(Page and application data records)
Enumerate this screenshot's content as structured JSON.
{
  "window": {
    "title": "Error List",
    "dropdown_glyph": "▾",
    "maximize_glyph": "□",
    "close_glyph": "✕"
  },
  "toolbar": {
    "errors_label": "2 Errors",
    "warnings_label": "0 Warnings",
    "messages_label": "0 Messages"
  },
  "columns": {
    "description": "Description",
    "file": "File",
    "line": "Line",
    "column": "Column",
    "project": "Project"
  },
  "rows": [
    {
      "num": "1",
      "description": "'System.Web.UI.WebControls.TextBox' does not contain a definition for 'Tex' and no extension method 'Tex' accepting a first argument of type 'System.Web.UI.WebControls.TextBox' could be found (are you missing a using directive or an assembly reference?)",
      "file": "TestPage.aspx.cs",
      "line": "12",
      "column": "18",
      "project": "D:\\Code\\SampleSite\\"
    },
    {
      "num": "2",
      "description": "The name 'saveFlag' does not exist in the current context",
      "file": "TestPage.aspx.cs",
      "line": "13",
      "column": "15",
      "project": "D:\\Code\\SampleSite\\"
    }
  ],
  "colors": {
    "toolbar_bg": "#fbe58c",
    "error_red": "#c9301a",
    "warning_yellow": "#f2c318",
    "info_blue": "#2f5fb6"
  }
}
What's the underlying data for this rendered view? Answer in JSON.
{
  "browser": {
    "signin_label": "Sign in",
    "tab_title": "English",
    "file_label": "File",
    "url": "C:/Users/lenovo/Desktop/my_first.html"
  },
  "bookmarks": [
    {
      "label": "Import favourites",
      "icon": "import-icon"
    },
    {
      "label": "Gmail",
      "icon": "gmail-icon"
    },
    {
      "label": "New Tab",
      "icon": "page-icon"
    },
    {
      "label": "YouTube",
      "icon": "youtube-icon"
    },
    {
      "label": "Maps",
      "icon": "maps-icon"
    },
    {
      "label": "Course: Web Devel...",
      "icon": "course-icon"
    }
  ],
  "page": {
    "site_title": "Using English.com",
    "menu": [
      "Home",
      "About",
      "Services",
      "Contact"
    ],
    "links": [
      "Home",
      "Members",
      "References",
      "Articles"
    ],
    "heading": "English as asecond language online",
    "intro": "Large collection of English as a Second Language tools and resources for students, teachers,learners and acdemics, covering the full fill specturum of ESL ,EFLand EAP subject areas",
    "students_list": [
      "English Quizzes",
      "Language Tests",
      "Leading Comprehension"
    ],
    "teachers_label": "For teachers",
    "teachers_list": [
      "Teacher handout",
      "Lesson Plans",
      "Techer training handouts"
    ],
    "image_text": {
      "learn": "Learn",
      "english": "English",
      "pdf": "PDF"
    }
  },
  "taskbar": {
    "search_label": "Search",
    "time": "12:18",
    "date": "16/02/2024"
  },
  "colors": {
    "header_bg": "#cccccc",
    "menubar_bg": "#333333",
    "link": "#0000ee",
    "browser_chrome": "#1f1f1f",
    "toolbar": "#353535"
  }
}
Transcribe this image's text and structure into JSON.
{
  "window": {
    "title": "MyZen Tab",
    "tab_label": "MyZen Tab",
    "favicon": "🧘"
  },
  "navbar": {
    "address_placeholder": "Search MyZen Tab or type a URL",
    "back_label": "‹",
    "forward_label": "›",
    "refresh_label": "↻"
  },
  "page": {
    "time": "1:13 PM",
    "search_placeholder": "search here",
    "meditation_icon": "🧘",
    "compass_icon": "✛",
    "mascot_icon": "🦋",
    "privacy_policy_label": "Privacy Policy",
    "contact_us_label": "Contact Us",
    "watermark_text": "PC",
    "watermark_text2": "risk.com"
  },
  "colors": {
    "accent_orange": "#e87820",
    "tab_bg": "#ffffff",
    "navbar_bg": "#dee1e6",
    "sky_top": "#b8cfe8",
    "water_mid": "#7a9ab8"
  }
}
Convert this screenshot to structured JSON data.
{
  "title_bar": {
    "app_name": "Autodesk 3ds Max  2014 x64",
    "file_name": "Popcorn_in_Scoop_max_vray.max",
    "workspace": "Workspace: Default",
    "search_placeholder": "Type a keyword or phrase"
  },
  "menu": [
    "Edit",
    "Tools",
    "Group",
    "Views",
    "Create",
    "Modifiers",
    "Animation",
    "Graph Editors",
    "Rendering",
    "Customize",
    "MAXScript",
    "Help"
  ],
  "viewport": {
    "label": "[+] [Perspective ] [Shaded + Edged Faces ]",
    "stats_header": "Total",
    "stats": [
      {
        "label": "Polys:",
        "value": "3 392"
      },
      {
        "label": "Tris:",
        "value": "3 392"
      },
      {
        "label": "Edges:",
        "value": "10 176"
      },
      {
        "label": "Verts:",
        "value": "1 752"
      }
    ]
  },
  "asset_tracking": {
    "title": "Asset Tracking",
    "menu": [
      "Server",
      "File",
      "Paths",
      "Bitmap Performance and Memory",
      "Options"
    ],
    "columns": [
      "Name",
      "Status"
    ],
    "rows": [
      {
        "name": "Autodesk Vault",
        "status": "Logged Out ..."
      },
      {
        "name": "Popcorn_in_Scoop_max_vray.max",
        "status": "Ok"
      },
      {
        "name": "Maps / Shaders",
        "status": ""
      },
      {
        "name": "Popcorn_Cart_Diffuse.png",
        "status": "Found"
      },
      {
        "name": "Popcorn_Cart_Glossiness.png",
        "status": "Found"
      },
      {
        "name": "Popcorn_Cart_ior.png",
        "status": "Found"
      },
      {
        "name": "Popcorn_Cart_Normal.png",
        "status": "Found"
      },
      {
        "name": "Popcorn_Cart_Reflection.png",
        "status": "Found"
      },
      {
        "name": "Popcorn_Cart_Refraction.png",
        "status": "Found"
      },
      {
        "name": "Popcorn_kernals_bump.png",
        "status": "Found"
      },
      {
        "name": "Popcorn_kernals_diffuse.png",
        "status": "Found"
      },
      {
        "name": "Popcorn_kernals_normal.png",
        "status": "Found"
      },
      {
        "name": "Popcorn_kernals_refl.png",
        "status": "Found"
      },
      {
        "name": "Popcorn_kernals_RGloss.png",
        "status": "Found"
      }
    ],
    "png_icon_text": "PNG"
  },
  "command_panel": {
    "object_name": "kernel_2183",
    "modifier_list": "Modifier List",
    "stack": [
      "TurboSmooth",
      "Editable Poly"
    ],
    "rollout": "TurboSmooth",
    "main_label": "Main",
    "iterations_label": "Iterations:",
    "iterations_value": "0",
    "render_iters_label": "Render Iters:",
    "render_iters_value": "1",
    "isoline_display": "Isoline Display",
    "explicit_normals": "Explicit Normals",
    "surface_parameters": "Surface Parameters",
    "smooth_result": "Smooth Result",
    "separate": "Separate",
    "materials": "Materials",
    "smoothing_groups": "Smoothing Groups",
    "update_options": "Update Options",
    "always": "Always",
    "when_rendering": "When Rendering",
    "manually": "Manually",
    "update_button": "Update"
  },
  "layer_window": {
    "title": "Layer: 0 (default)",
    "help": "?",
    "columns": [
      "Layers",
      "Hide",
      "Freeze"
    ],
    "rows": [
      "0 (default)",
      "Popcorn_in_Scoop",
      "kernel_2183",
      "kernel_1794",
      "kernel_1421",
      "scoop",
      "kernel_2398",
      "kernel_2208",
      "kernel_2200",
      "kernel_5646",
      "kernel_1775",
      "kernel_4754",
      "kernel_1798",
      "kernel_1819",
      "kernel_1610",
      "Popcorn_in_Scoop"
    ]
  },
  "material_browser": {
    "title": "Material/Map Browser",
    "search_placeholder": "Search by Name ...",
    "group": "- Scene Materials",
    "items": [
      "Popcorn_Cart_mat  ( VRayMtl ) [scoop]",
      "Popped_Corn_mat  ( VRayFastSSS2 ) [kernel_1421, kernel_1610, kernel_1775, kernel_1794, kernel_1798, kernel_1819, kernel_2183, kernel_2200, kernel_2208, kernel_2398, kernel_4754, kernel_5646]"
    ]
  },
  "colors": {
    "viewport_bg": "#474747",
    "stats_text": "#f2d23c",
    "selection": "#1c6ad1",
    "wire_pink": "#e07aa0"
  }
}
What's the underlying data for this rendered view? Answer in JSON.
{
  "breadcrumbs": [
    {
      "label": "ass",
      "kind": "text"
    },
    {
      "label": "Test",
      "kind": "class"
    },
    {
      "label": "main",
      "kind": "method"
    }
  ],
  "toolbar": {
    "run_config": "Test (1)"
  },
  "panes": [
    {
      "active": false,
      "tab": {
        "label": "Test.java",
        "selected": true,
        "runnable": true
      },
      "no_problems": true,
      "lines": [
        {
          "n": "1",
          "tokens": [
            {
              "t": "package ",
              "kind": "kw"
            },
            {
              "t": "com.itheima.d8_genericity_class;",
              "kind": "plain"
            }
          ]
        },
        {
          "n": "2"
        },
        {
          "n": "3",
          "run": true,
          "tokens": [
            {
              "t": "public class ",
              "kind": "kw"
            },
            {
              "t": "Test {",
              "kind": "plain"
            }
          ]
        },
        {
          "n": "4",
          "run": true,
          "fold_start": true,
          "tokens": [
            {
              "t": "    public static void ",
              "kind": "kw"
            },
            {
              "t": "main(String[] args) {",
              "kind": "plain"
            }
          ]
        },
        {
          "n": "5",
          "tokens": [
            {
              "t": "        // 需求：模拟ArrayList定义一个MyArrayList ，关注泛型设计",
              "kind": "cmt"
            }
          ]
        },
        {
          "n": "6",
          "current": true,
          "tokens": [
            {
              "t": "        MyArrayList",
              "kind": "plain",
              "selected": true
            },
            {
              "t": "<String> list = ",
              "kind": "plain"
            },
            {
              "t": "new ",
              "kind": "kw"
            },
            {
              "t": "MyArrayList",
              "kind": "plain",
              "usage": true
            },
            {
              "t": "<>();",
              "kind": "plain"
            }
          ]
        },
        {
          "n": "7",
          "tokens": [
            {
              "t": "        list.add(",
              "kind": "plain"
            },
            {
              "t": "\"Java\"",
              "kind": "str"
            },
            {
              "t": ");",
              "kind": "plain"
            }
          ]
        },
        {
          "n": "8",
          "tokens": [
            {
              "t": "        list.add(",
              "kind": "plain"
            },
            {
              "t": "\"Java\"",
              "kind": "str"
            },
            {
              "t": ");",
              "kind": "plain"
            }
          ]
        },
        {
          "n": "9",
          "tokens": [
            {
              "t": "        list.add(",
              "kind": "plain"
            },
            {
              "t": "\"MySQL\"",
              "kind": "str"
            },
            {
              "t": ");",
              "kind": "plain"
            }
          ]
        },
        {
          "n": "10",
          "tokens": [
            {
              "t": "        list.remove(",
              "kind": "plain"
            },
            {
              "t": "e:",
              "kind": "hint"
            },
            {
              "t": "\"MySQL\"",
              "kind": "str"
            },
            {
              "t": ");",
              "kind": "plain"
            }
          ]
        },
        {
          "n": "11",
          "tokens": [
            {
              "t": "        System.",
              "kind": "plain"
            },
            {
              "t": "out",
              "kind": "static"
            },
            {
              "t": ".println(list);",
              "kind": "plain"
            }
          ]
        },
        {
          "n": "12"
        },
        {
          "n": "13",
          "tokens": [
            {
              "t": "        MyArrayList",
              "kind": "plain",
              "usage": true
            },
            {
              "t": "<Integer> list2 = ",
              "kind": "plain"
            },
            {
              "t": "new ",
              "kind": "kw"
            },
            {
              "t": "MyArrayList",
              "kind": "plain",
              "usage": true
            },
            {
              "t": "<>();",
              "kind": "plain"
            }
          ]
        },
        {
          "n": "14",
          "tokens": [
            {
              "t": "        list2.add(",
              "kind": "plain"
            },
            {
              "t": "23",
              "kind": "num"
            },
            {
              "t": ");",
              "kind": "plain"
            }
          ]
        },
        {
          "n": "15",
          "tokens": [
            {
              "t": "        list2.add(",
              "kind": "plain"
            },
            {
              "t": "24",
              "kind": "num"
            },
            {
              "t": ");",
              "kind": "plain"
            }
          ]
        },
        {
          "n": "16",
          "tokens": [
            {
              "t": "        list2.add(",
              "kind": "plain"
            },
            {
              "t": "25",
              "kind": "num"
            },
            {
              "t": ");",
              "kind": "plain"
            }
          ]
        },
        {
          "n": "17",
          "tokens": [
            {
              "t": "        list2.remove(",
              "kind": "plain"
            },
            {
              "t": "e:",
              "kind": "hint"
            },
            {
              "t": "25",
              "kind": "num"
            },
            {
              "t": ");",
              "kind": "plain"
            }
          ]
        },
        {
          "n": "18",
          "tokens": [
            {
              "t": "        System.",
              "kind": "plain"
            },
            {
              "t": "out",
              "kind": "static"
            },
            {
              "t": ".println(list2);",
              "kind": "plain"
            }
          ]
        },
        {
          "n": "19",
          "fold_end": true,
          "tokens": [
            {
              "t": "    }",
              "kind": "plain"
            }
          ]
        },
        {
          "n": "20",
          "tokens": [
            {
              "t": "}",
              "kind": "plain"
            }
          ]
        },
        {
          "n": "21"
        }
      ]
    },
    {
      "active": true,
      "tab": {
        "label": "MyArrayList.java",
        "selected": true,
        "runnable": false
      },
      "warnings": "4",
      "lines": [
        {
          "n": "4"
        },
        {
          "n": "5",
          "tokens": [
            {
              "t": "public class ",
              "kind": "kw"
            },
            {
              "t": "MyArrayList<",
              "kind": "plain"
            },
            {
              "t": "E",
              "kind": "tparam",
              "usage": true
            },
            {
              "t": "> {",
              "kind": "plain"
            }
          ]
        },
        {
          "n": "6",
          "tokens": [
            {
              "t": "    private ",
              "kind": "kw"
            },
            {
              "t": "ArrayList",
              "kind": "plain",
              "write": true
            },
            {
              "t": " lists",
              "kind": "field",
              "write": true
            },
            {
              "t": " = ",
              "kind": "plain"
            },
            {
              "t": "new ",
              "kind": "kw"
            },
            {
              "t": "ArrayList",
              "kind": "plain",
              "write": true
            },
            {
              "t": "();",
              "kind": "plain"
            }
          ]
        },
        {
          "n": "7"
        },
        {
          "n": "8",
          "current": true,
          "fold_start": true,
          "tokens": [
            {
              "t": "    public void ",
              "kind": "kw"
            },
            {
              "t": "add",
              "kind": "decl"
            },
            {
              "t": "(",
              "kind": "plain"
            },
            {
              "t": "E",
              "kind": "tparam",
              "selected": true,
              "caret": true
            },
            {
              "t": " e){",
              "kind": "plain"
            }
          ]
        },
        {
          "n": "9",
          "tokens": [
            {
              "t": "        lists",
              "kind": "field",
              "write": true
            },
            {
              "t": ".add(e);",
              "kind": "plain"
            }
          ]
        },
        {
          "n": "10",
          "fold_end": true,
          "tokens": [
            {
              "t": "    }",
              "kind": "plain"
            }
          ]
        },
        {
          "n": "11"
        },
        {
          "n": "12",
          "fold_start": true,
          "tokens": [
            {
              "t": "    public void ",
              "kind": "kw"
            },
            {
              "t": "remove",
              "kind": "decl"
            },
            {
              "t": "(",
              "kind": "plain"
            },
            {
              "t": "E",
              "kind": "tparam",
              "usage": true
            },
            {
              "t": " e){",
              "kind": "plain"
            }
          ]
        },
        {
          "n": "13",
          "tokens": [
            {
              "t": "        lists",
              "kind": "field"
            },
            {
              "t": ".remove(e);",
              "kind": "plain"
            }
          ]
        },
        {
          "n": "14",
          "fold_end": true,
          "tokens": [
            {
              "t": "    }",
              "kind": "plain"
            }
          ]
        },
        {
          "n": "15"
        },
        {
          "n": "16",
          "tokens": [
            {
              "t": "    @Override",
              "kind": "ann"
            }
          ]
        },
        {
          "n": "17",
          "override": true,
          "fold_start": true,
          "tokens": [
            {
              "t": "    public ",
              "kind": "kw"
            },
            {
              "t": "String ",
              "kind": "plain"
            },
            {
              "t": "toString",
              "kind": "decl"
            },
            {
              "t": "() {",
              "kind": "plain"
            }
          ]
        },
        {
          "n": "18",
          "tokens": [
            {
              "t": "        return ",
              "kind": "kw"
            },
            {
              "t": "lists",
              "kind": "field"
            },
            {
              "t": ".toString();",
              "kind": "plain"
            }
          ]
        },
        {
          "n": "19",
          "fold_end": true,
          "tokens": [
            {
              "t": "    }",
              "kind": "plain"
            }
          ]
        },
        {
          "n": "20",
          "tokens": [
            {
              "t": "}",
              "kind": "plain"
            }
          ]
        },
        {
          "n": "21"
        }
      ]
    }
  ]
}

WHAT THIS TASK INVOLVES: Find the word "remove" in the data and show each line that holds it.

ANSWER AREA:
              "t": "        list.remove(",
              "t": "        list2.remove(",
              "t": "remove",
              "t": ".remove(e);",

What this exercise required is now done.